Want to quit smoking? There’s an app
The Great American Smokeout is Thursday, making this the ideal time to check out a new iPhone app developed by Columbian Joab Dick.
When Dick quit smoking 15 years ago, he wrote down humorous thoughts on how he benefited from quitting, and he compiled them in a book called “101 Reasons I’m Glad I Quit.”
The app he developed mimics the steps you take to smoke a cigarette. It begins with the image of a cigarette pack on the screen. Tap the phone as if packing the cigarette pack, and a cigarette shows up on the screen with the filter end near the phone’s microphone. When you inhale on the microphone, a puff of smoke shows up on the screen. As the smoke clears, one of the 101 reasons to quit pops up in a speech bubble.
It’s an entertaining way to make a point. Go to his website, 101reasonstoquit.com, for more information.
The app costs 99 cents. The website also offers T-shirts, coffee mugs and copies of the book, which is the size of a cigarette pack and is packaged in cellophane.
USC study seeking participants with lung cancer
The University of South Carolina is seeking African-Americans in the Midlands who recently have been diagnosed with lung cancer to participate in a new study designed to improve survival rates.
The study, which also includes the University of North Carolina and East Carolina, will run for several years and is funded with a $330,000 grant through the American Cancer Society. The goal of the grant is to identify strategies that encourage patients to follow through on health care instructions.
African-Americans are more likely to develop and die from lung cancer than any other racial or ethnic group.
Information: (803) 799-5022 or ashleye.davis @uscmed.sc.edu.
Carolina-Clemson literally is a blood rivalry
The annual Carolina-Clemson Blood Drive is running through Friday. You don’t have to be a student to donate.
Over the past 27 years of competition, the universities have collected more than 90,000 units of blood, potentially saving more than 270,000 lives. While USC has won the blood drive competition the past four years in a row, Clemson University currently leads the competition with 14 blood drive wins to USC’s 13 wins.
Individuals who are 17 years of age, weigh at least 110 pounds and are generally in good health may be eligible to donate blood.
In Columbia, blood donations may be made at the Russell House ballroom 10 a.m.-7 p.m. today through Friday; at Thomas Cooper Library 11 a.m-6 p.m. today through Friday; at Darla Moore School of Business 11 a.m.-6 p.m. Friday; at Colonial Life Arena 11 a.m-6 p.m. today; at the Greek Village 11 a.m.-6 p.m. Thursday; and at Carolina Coliseum 11 a.m.-6 p.m. Thursday.
Information: (803) 331-3629 or redcrossblood.org
Conference helps those who lost someone to suicide
The American Foundation for Suicide Prevention will bring together thousands of people around the world who are bereaved after a suicide loss to share in a day of healing and support on Saturday.
A local International Survivors of Suicide Day conference will be held that day at Virginia Wingard Memorial United Methodist Church, 1500 Broad River Road, Columbia, beginning at noon.

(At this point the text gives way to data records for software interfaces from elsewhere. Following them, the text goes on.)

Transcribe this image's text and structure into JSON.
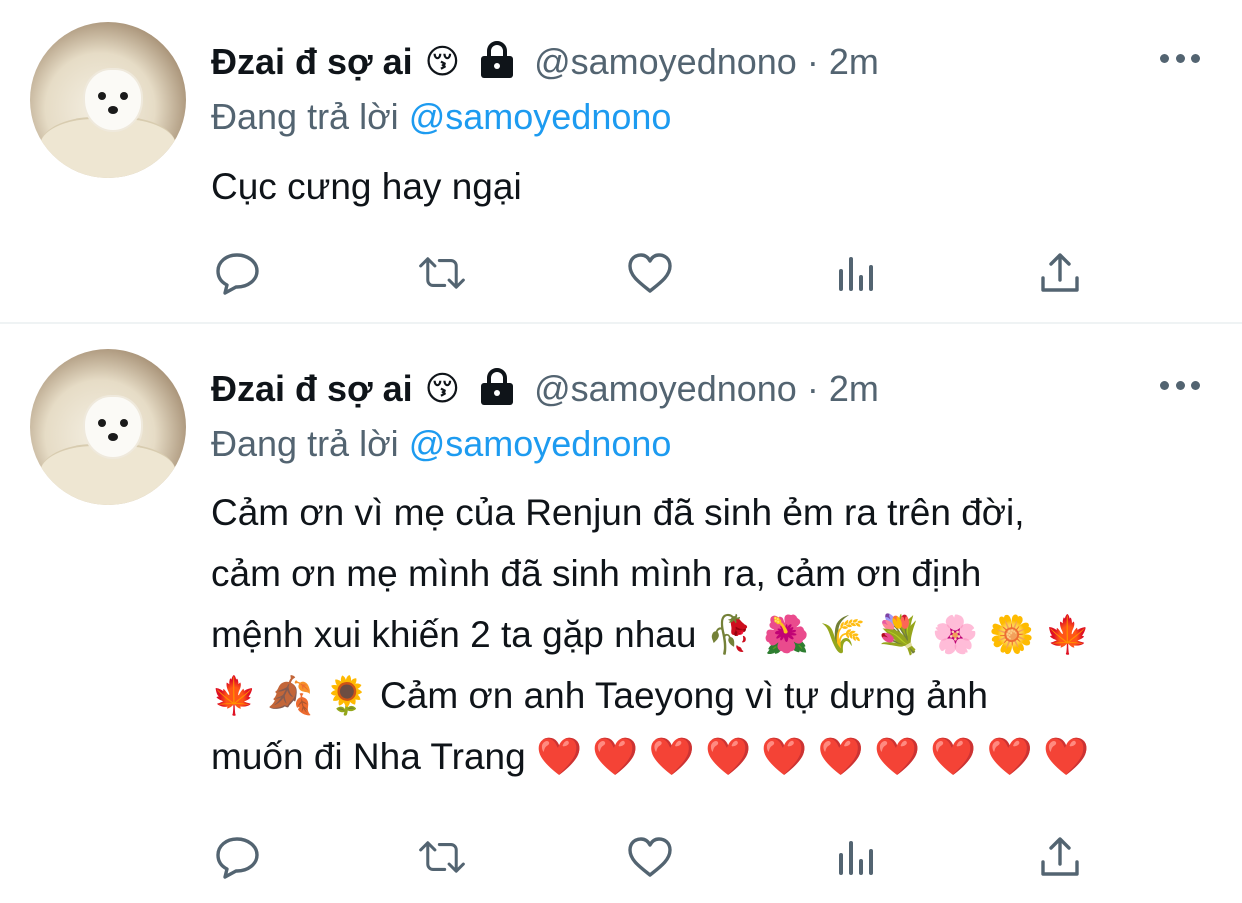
{
  "tweets": [
    {
      "display_name": "Đzai đ sợ ai",
      "name_emoji": "😚",
      "handle": "@samoyednono",
      "dot": "·",
      "time": "2m",
      "reply_prefix": "Đang trả lời",
      "reply_to": "@samoyednono",
      "lines": [
        "Cục cưng hay ngại"
      ]
    },
    {
      "display_name": "Đzai đ sợ ai",
      "name_emoji": "😚",
      "handle": "@samoyednono",
      "dot": "·",
      "time": "2m",
      "reply_prefix": "Đang trả lời",
      "reply_to": "@samoyednono",
      "lines": [
        "Cảm ơn vì mẹ của Renjun đã sinh ẻm ra trên đời,",
        "cảm ơn mẹ mình đã sinh mình ra, cảm ơn định",
        "mệnh xui khiến 2 ta gặp nhau 🥀 🌺 🌾 💐 🌸 🌼 🍁",
        "🍁 🍂 🌻  Cảm ơn anh Taeyong vì tự dưng ảnh",
        "muốn đi Nha Trang ❤️ ❤️ ❤️ ❤️ ❤️ ❤️ ❤️ ❤️ ❤️ ❤️"
      ]
    }
  ],
  "icons": {
    "more": "more-icon",
    "lock": "lock-icon",
    "reply": "reply-icon",
    "retweet": "retweet-icon",
    "like": "like-icon",
    "views": "views-icon",
    "share": "share-icon"
  },
  "colors": {
    "text": "#0f1419",
    "secondary": "#536471",
    "link": "#1d9bf0",
    "divider": "#eff3f4"
  }
}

The program also will be available online at www.afsp.org.
Information: (803) 552-9318 or firstname.lastname@example.org
Doctors playing music to benefit free clinic
The Doctors Lounge is a chance to see physicians having fun and playing music outside their offices for a good cause.
The annual musical event, which serves as a fund-raiser for The Free Medical Clinic in Columbia, is set for 7 p.m. Thursday at the Columbia Metropolitan Convention Center.
The Office of Research and Statistics estimates there are more than 74,000 uninsured people in Richland and Lexington counties. The Free Medical Clinic helps address this issue by serving patients with a household income at or below 133 percent of the federal poverty level that have no Medicare, Medicaid or private insurance. In 2011, the clinic served more than 7,200 patients.
Fourteen local physicians have volunteered to perform in musical genre from bluegrass to jazz. Tickets are $40 in advance, $50 at the door.
Information or tickets: www.doctorslounge. eventbrite.com or (803) 727-7150
Compiled by Joey Holleman